The Tropical Rainfall Measuring Mission (TRMM) satellite passed directly above an intensifying tropical storm in the South Indian Ocean called Koji on March 8, 2012 at 2053 UTC (3:53 p.m. EST). A rainfall analysis was made from TRMM Microwave Imager (TMI) and Precipitation Radar (PR) data. Those TRMM data reveal that Koji was getting organized with bands of heavy rainfall spiraling into the storm's center.
TRMM data from the flight over tropical storm Koji are shown in the 3-D image above. Those data reveal that an eye hadn't formed but powerful storm towers around KOJI's center were reaching heights of almost 15km (~9.3 miles).
Credit: NASA/SSAI, Hal Pierce
One of its most important features of TRMM's Precipitation Radar (PR) instrument is its ability to provide three dimensional profiles of precipitation from the surface up to a height of about 20km (12 mile). PR data from the flight over tropical storm Koji are shown in the 3-D image above. Those data reveal that an eye hadn't formed but powerful storm towers around KOJI's center were reaching heights of almost 15 km (~9.3 miles).
On March 8, 2012 at 0900 UTC (4 a.m. EST), Tropical Storm Koji had maximum sustained winds near 55 knots (63.2 mph/102 kph). It was located near 17.1 South and 86.1 East, about 1000 miles southeast of Diego Garcia and moving to the west at 12 knots (13.8 mph/22.2 kph).
Koji has been predicted to increase in intensity and reach hurricane force with peak winds of 70kts (~80 mph) on March 8, 2012. Koji is predicted to remain at hurricane force for only one day and then weaken while traveling southwestward of the open waters of the South Indian Ocean.Text Credit: Hal Pierce
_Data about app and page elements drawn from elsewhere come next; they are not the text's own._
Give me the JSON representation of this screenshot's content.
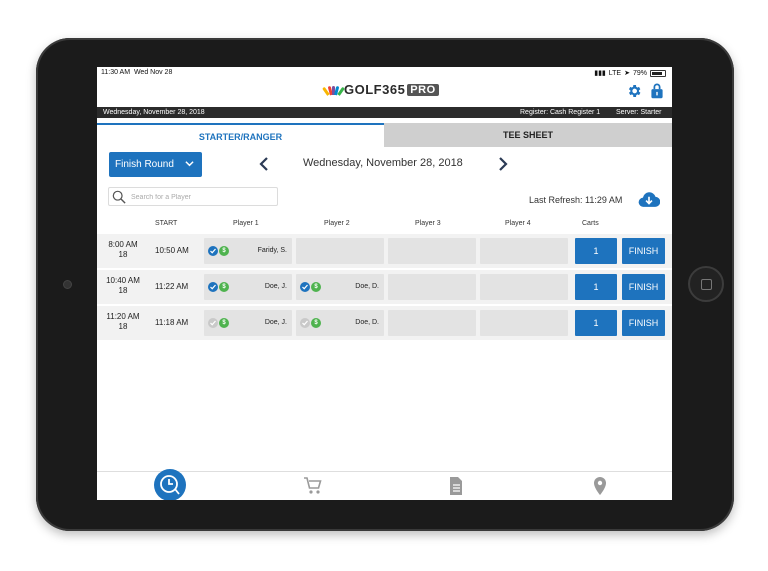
{
  "status": {
    "time": "11:30 AM",
    "day": "Wed Nov 28",
    "network": "LTE",
    "battery": "79%"
  },
  "app": {
    "logo_text": "GOLF365",
    "logo_pro": "PRO"
  },
  "infobar": {
    "date": "Wednesday, November 28, 2018",
    "register": "Register: Cash Register 1",
    "server": "Server: Starter"
  },
  "tabs": [
    {
      "label": "STARTER/RANGER",
      "active": true
    },
    {
      "label": "TEE SHEET",
      "active": false
    }
  ],
  "toolbar": {
    "dropdown_label": "Finish Round",
    "current_date": "Wednesday, November 28, 2018"
  },
  "search": {
    "placeholder": "Search for a Player"
  },
  "refresh": {
    "label": "Last Refresh: 11:29 AM"
  },
  "table": {
    "headers": {
      "start": "START",
      "p1": "Player 1",
      "p2": "Player 2",
      "p3": "Player 3",
      "p4": "Player 4",
      "carts": "Carts"
    },
    "rows": [
      {
        "tee_time": "8:00 AM",
        "holes": "18",
        "start": "10:50 AM",
        "p1": "Faridy, S.",
        "p2": "",
        "carts": "1",
        "finish": "FINISH"
      },
      {
        "tee_time": "10:40 AM",
        "holes": "18",
        "start": "11:22 AM",
        "p1": "Doe, J.",
        "p2": "Doe, D.",
        "carts": "1",
        "finish": "FINISH"
      },
      {
        "tee_time": "11:20 AM",
        "holes": "18",
        "start": "11:18 AM",
        "p1": "Doe, J.",
        "p2": "Doe, D.",
        "carts": "1",
        "finish": "FINISH"
      }
    ]
  },
  "colors": {
    "accent": "#1e73be",
    "dark_bar": "#2b2b2b",
    "paid": "#4fb34f"
  },
  "icons": {
    "dollar": "$"
  },
  "bottom_nav": [
    "tee-time-icon",
    "cart-icon",
    "document-icon",
    "location-pin-icon"
  ]
}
Rob Gutro | EurekAlert!
Determining the Earth’s gravity field more accurately than ever before
13.06.2019 | Technische Universität Graz
The influence of the mosquito - Will malaria spread in Europe and the Mediterranean as a result of climate change?
06.06.2019 | Universität Augsburg
Light can be used not only to measure materials’ properties, but also to change them. Especially interesting are those cases in which the function of a material can be modified, such as its ability to conduct electricity or to store information in its magnetic state. A team led by Andrea Cavalleri from the Max Planck Institute for the Structure and Dynamics of Matter in Hamburg used terahertz frequency light pulses to transform a non-ferroelectric material into a ferroelectric one.
Ferroelectricity is a state in which the constituent lattice “looks” in one specific direction, forming a macroscopic electrical polarisation. The ability to...
Researchers at TU Graz calculate the most accurate gravity field determination of the Earth using 1.16 billion satellite measurements. This yields valuable knowledge for climate research.
The Earth’s gravity fluctuates from place to place. Geodesists use this phenomenon to observe geodynamic and climatological processes. Using...
Discovery by Brazilian and US researchers could change the classification of two species, which appear more akin to jellyfish than was thought.
The tube anemone Isarachnanthus nocturnus is only 15 cm long but has the largest mitochondrial genome of any animal sequenced to date, with 80,923 base pairs....
Researchers at Chalmers University of Technology, Sweden, have discovered a completely new way of capturing, amplifying and linking light to matter at the nanolevel. Using a tiny box, built from stacked atomically thin material, they have succeeded in creating a type of feedback loop in which light and matter become one. The discovery, which was recently published in Nature Nanotechnology, opens up new possibilities in the world of nanophotonics.
Photonics is concerned with various means of using light. Fibre-optic communication is an example of photonics, as is the technology behind photodetectors and...
Fraunhofer IZM is joining the EUROPRACTICE IC Service platform. Together, the partners are making fan-out wafer level packaging (FOWLP) for electronic devices available and affordable even in small batches – and thus of interest to research institutes, universities, and SMEs. Costs can be significantly reduced by up to ten customers implementing individual fan-out wafer level packaging for their ICs or other components on a multi-project wafer. The target group includes any organization that does not produce in large quantities, but requires prototypes.
Research always means trying things out and daring to do new things. Research institutes, universities, and SMEs do not produce in large batches, but rather...
29.04.2019 | Event News
17.04.2019 | Event News
15.04.2019 | Event News
14.06.2019 | Information Technology
14.06.2019 | Materials Sciences
14.06.2019 | Medical Engineering